(Dataset rows describing interfaces)
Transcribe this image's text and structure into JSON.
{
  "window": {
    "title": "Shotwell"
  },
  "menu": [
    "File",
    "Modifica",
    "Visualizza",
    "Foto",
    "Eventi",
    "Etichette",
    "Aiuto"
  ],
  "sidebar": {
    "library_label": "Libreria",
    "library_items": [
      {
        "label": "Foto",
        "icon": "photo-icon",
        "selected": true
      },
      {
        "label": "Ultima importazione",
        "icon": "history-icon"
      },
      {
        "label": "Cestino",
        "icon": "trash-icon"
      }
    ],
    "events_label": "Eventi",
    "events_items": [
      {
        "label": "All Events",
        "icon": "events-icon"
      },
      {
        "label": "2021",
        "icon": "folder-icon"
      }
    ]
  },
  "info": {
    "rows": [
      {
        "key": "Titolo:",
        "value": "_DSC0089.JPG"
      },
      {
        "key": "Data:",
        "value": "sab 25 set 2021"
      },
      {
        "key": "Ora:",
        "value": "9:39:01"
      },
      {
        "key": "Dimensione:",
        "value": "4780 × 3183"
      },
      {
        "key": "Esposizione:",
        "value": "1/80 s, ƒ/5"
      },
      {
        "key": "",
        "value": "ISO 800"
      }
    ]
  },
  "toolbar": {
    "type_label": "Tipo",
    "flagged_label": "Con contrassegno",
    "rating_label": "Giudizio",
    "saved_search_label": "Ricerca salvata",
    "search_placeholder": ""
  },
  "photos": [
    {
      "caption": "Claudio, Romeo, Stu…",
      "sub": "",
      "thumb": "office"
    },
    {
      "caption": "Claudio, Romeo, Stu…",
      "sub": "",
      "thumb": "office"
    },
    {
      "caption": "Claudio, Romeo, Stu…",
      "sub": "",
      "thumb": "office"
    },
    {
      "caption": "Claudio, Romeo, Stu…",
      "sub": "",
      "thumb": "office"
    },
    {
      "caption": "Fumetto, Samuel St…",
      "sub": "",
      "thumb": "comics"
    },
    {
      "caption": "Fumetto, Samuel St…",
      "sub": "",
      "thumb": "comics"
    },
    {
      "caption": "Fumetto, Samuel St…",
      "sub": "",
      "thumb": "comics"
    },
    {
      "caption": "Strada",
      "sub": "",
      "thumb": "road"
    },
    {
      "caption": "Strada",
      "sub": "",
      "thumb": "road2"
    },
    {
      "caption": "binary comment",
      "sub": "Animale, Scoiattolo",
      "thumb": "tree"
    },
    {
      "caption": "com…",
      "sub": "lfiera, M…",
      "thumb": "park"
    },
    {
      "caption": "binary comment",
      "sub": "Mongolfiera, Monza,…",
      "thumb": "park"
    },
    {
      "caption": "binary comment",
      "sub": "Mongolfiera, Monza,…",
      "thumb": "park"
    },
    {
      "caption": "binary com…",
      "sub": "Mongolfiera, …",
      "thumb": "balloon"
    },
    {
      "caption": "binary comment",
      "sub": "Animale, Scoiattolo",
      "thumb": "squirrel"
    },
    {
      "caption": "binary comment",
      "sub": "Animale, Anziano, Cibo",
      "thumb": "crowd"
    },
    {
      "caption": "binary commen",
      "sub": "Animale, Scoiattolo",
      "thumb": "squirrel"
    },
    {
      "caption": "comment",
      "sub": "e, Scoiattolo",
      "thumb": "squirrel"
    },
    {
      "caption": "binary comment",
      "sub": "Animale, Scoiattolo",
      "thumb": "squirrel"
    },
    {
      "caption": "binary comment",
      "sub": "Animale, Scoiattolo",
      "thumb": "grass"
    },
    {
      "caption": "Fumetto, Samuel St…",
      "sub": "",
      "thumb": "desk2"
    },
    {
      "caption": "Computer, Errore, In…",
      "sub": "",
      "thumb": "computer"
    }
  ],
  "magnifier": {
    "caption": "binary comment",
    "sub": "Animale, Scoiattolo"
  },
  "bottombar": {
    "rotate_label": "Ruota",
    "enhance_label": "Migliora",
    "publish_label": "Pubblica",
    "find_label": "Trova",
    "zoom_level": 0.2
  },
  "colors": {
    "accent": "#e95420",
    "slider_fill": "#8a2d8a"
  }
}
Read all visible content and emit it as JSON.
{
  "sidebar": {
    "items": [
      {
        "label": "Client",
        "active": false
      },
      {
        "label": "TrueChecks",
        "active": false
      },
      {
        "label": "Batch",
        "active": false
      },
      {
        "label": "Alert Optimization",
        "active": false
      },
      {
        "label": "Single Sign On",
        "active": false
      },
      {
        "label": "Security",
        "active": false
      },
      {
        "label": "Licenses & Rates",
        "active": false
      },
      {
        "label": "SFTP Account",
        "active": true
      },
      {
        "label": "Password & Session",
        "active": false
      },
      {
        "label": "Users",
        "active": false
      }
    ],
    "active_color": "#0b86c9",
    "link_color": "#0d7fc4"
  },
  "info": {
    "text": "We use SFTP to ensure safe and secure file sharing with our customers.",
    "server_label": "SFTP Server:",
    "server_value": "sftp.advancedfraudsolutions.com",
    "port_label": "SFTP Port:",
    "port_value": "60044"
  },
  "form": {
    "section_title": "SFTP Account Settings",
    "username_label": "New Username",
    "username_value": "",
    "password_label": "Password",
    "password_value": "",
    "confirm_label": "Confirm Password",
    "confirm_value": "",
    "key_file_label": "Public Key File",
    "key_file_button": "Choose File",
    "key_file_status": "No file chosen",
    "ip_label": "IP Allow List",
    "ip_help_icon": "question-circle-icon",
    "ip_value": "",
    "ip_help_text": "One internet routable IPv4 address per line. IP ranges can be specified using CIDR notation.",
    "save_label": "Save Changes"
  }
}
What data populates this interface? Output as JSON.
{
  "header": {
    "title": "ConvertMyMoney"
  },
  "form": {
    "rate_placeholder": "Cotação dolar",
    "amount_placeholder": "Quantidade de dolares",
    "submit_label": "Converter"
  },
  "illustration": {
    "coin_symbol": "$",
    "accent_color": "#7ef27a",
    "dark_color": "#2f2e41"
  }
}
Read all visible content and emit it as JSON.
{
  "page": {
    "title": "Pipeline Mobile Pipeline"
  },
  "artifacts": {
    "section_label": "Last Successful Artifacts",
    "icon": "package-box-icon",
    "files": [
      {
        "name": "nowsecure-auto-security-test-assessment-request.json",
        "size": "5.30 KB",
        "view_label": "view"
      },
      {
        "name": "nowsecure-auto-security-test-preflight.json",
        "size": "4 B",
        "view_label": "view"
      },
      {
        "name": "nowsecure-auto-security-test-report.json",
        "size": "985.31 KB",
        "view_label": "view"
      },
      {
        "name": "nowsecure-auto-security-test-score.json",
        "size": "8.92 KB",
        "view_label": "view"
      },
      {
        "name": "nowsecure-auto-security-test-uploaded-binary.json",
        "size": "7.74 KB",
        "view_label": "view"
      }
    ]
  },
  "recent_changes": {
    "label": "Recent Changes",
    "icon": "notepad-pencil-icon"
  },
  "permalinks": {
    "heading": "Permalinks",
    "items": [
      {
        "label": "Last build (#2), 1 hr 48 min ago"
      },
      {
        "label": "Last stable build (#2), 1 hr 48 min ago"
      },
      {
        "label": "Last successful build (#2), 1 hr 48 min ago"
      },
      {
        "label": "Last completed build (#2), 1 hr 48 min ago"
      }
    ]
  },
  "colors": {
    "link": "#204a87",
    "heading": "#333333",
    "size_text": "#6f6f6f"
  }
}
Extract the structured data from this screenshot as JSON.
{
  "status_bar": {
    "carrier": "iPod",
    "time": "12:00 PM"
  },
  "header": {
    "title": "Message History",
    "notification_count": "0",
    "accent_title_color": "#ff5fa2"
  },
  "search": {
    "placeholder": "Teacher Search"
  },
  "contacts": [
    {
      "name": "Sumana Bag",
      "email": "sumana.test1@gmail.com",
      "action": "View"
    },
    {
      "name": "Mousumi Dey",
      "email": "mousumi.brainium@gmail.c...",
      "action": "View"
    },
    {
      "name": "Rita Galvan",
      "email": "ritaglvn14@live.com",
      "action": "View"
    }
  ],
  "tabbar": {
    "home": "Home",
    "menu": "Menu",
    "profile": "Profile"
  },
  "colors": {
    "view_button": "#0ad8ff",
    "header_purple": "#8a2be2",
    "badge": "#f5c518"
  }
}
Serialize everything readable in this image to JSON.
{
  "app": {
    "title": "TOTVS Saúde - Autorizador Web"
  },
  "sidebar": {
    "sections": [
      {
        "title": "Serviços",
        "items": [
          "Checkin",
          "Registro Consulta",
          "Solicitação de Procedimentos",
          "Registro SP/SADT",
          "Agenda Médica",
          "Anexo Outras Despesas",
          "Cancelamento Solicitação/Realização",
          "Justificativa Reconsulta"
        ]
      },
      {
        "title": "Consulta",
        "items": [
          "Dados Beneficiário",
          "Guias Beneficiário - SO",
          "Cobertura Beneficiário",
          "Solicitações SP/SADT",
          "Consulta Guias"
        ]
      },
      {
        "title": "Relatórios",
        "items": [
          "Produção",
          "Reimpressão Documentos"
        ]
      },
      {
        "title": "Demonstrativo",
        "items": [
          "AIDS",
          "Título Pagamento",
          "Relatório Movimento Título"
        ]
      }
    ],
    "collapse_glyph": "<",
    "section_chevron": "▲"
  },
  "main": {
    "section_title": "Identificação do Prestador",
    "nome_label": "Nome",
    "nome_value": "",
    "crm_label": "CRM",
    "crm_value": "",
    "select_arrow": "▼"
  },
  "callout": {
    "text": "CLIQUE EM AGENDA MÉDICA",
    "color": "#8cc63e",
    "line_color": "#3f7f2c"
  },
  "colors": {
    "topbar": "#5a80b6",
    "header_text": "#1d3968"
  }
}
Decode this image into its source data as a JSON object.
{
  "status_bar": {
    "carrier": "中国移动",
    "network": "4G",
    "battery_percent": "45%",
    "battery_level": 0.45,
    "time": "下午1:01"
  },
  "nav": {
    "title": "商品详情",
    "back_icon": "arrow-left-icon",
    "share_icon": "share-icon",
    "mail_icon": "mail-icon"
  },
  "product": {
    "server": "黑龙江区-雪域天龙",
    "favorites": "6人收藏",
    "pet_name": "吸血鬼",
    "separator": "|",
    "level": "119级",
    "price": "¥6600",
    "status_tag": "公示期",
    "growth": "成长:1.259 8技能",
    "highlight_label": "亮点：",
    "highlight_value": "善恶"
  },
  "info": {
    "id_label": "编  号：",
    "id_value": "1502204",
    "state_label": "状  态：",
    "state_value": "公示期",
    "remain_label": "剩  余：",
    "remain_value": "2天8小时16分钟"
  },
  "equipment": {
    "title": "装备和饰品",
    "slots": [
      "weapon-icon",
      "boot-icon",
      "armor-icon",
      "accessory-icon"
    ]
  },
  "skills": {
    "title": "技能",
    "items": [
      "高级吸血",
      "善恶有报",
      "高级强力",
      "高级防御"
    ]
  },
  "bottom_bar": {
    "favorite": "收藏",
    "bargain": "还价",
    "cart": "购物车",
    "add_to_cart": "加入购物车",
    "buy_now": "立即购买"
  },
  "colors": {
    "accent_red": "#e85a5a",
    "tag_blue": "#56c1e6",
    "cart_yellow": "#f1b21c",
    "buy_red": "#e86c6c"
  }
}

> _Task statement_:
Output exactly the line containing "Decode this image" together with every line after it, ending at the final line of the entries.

> _Exercise result_:
Decode this image into its source data as a JSON object.
{
  "status_bar": {
    "carrier": "中国移动",
    "network": "4G",
    "battery_percent": "45%",
    "battery_level": 0.45,
    "time": "下午1:01"
  },
  "nav": {
    "title": "商品详情",
    "back_icon": "arrow-left-icon",
    "share_icon": "share-icon",
    "mail_icon": "mail-icon"
  },
  "product": {
    "server": "黑龙江区-雪域天龙",
    "favorites": "6人收藏",
    "pet_name": "吸血鬼",
    "separator": "|",
    "level": "119级",
    "price": "¥6600",
    "status_tag": "公示期",
    "growth": "成长:1.259 8技能",
    "highlight_label": "亮点：",
    "highlight_value": "善恶"
  },
  "info": {
    "id_label": "编  号：",
    "id_value": "1502204",
    "state_label": "状  态：",
    "state_value": "公示期",
    "remain_label": "剩  余：",
    "remain_value": "2天8小时16分钟"
  },
  "equipment": {
    "title": "装备和饰品",
    "slots": [
      "weapon-icon",
      "boot-icon",
      "armor-icon",
      "accessory-icon"
    ]
  },
  "skills": {
    "title": "技能",
    "items": [
      "高级吸血",
      "善恶有报",
      "高级强力",
      "高级防御"
    ]
  },
  "bottom_bar": {
    "favorite": "收藏",
    "bargain": "还价",
    "cart": "购物车",
    "add_to_cart": "加入购物车",
    "buy_now": "立即购买"
  },
  "colors": {
    "accent_red": "#e85a5a",
    "tag_blue": "#56c1e6",
    "cart_yellow": "#f1b21c",
    "buy_red": "#e86c6c"
  }
}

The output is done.